Published by Millbrook Press
Summary: The monarchs are missing? Some of them are, anyway. In the last two decades, the monarch butterfly population has steeply declined. How can we even know how many monarchs there are? The answer to that goes back to the 1960’s when scientists first discovered the areas in Mexico where monarchs spend the winter. Since then, they’ve taken annual measurements of the area the butterflies inhabit to get a rough estimate of the population. There’s no agreement in the scientific community about why there are so many fewer monarchs today, but some theories include climate change, new pesticides, and agricultural methods that have impacted milkweed, the butterflies’ main food source. Kids can help by planting milkweed and other wildflowers that provide nectar for the monarchs during their migration south. Includes an author’s note, glossary, 3 books for further reading, an index, instructions for planting a butterfly garden, and several websites to help kids become citizen scientists. 56 pages; grades 3-7.
Pros: A fascinating look at science at work, with plenty of photos and kid-friendly ideas for making a difference.
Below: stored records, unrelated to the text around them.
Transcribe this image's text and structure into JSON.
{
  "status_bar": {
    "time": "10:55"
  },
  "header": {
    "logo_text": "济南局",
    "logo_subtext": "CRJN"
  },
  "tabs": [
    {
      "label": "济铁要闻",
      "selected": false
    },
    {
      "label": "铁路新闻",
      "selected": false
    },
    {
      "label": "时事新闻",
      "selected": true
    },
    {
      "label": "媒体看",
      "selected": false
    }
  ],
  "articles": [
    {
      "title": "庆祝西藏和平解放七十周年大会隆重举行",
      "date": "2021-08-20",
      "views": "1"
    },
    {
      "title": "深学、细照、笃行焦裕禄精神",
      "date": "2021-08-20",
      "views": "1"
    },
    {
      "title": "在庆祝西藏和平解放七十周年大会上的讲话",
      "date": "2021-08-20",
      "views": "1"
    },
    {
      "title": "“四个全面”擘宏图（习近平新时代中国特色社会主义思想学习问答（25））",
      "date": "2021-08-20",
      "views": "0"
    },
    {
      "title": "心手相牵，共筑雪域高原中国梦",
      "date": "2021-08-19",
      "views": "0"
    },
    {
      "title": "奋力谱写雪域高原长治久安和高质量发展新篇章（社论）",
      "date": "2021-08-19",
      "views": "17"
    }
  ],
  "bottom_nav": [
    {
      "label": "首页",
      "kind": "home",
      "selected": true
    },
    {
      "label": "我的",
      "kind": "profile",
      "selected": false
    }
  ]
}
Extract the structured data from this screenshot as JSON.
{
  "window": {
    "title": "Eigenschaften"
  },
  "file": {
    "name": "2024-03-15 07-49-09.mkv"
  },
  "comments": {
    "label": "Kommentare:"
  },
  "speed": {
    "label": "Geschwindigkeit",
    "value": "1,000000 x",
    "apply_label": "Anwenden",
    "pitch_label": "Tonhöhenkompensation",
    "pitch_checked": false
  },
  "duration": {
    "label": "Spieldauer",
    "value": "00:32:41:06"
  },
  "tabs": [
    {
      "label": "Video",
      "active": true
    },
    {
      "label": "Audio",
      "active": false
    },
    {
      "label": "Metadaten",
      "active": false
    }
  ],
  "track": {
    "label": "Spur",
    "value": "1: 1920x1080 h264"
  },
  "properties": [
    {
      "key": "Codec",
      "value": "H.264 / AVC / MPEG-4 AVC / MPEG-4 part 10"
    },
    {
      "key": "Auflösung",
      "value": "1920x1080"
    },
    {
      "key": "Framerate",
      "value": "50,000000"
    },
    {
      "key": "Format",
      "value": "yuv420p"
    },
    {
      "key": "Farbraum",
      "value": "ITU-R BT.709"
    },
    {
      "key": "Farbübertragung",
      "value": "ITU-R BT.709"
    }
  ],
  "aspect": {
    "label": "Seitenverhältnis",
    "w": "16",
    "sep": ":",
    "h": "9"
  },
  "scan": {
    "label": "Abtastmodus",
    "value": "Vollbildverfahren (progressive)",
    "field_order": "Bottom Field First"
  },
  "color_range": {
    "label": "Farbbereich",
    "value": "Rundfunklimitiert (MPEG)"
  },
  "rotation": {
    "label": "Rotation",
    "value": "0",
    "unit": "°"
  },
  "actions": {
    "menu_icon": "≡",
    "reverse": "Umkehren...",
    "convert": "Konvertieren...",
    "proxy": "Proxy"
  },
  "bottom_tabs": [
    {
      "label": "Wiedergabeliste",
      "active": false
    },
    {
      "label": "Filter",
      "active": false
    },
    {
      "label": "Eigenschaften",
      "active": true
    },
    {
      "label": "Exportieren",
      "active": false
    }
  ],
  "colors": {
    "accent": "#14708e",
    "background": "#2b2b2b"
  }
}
Cons: The introduction profiled two kids catching and tagging butterflies; it would have been interesting to read more about kids acting as citizen scientists.